What the task requires:
Every entry needs to appear again exactly as written below.

Records for the exercise:

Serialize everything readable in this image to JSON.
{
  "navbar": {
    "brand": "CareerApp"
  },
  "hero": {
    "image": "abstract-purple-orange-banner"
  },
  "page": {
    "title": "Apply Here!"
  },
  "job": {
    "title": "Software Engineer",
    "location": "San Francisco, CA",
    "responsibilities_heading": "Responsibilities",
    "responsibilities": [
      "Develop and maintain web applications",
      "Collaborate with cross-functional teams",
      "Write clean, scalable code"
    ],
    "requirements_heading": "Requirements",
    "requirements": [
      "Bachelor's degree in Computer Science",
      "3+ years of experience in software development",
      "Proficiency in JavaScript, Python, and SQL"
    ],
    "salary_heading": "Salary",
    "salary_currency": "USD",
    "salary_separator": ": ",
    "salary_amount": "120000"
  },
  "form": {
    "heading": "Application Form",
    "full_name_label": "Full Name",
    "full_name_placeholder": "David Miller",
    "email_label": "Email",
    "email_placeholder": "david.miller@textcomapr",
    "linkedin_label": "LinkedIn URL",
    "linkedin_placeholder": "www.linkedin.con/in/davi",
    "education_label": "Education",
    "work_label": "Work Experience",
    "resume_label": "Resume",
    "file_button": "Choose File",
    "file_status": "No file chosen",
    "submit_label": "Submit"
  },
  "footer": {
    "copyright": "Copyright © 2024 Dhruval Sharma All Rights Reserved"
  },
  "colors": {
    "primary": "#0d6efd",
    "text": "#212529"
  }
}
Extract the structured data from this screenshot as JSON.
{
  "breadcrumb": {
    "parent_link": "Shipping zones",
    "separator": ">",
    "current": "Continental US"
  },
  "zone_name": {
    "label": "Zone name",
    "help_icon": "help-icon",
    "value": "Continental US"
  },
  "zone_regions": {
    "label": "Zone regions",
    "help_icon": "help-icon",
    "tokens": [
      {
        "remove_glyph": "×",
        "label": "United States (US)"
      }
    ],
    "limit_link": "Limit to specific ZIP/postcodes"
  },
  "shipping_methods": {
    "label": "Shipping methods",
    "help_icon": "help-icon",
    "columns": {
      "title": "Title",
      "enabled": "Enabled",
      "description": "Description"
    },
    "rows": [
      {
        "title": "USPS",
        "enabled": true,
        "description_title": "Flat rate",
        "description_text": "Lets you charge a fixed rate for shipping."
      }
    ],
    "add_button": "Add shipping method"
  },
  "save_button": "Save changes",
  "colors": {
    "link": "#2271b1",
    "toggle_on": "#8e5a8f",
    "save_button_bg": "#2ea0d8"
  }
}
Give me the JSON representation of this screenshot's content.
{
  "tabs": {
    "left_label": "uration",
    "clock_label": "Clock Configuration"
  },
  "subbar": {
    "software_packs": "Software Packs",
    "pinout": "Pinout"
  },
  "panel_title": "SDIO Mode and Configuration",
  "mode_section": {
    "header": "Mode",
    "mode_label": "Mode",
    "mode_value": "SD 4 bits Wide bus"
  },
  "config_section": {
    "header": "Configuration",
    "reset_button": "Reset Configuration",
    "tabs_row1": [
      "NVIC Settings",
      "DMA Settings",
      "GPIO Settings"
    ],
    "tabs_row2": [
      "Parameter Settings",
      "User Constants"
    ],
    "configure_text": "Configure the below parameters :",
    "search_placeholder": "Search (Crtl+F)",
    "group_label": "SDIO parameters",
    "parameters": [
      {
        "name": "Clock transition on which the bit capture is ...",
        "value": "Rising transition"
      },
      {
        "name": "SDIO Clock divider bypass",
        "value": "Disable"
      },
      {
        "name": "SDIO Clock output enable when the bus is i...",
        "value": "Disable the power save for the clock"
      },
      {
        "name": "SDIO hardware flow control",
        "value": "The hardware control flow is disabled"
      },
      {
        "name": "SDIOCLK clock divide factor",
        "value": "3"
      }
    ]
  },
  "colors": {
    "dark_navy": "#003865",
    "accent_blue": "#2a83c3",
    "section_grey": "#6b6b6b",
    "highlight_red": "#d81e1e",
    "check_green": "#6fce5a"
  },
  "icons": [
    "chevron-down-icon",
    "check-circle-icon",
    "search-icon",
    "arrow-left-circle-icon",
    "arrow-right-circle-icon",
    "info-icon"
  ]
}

Reply to the exercise:
Serialize everything readable in this image to JSON.
{
  "navbar": {
    "brand": "CareerApp"
  },
  "hero": {
    "image": "abstract-purple-orange-banner"
  },
  "page": {
    "title": "Apply Here!"
  },
  "job": {
    "title": "Software Engineer",
    "location": "San Francisco, CA",
    "responsibilities_heading": "Responsibilities",
    "responsibilities": [
      "Develop and maintain web applications",
      "Collaborate with cross-functional teams",
      "Write clean, scalable code"
    ],
    "requirements_heading": "Requirements",
    "requirements": [
      "Bachelor's degree in Computer Science",
      "3+ years of experience in software development",
      "Proficiency in JavaScript, Python, and SQL"
    ],
    "salary_heading": "Salary",
    "salary_currency": "USD",
    "salary_separator": ": ",
    "salary_amount": "120000"
  },
  "form": {
    "heading": "Application Form",
    "full_name_label": "Full Name",
    "full_name_placeholder": "David Miller",
    "email_label": "Email",
    "email_placeholder": "david.miller@textcomapr",
    "linkedin_label": "LinkedIn URL",
    "linkedin_placeholder": "www.linkedin.con/in/davi",
    "education_label": "Education",
    "work_label": "Work Experience",
    "resume_label": "Resume",
    "file_button": "Choose File",
    "file_status": "No file chosen",
    "submit_label": "Submit"
  },
  "footer": {
    "copyright": "Copyright © 2024 Dhruval Sharma All Rights Reserved"
  },
  "colors": {
    "primary": "#0d6efd",
    "text": "#212529"
  }
}
Extract the structured data from this screenshot as JSON.
{
  "breadcrumb": {
    "parent_link": "Shipping zones",
    "separator": ">",
    "current": "Continental US"
  },
  "zone_name": {
    "label": "Zone name",
    "help_icon": "help-icon",
    "value": "Continental US"
  },
  "zone_regions": {
    "label": "Zone regions",
    "help_icon": "help-icon",
    "tokens": [
      {
        "remove_glyph": "×",
        "label": "United States (US)"
      }
    ],
    "limit_link": "Limit to specific ZIP/postcodes"
  },
  "shipping_methods": {
    "label": "Shipping methods",
    "help_icon": "help-icon",
    "columns": {
      "title": "Title",
      "enabled": "Enabled",
      "description": "Description"
    },
    "rows": [
      {
        "title": "USPS",
        "enabled": true,
        "description_title": "Flat rate",
        "description_text": "Lets you charge a fixed rate for shipping."
      }
    ],
    "add_button": "Add shipping method"
  },
  "save_button": "Save changes",
  "colors": {
    "link": "#2271b1",
    "toggle_on": "#8e5a8f",
    "save_button_bg": "#2ea0d8"
  }
}
Give me the JSON representation of this screenshot's content.
{
  "tabs": {
    "left_label": "uration",
    "clock_label": "Clock Configuration"
  },
  "subbar": {
    "software_packs": "Software Packs",
    "pinout": "Pinout"
  },
  "panel_title": "SDIO Mode and Configuration",
  "mode_section": {
    "header": "Mode",
    "mode_label": "Mode",
    "mode_value": "SD 4 bits Wide bus"
  },
  "config_section": {
    "header": "Configuration",
    "reset_button": "Reset Configuration",
    "tabs_row1": [
      "NVIC Settings",
      "DMA Settings",
      "GPIO Settings"
    ],
    "tabs_row2": [
      "Parameter Settings",
      "User Constants"
    ],
    "configure_text": "Configure the below parameters :",
    "search_placeholder": "Search (Crtl+F)",
    "group_label": "SDIO parameters",
    "parameters": [
      {
        "name": "Clock transition on which the bit capture is ...",
        "value": "Rising transition"
      },
      {
        "name": "SDIO Clock divider bypass",
        "value": "Disable"
      },
      {
        "name": "SDIO Clock output enable when the bus is i...",
        "value": "Disable the power save for the clock"
      },
      {
        "name": "SDIO hardware flow control",
        "value": "The hardware control flow is disabled"
      },
      {
        "name": "SDIOCLK clock divide factor",
        "value": "3"
      }
    ]
  },
  "colors": {
    "dark_navy": "#003865",
    "accent_blue": "#2a83c3",
    "section_grey": "#6b6b6b",
    "highlight_red": "#d81e1e",
    "check_green": "#6fce5a"
  },
  "icons": [
    "chevron-down-icon",
    "check-circle-icon",
    "search-icon",
    "arrow-left-circle-icon",
    "arrow-right-circle-icon",
    "info-icon"
  ]
}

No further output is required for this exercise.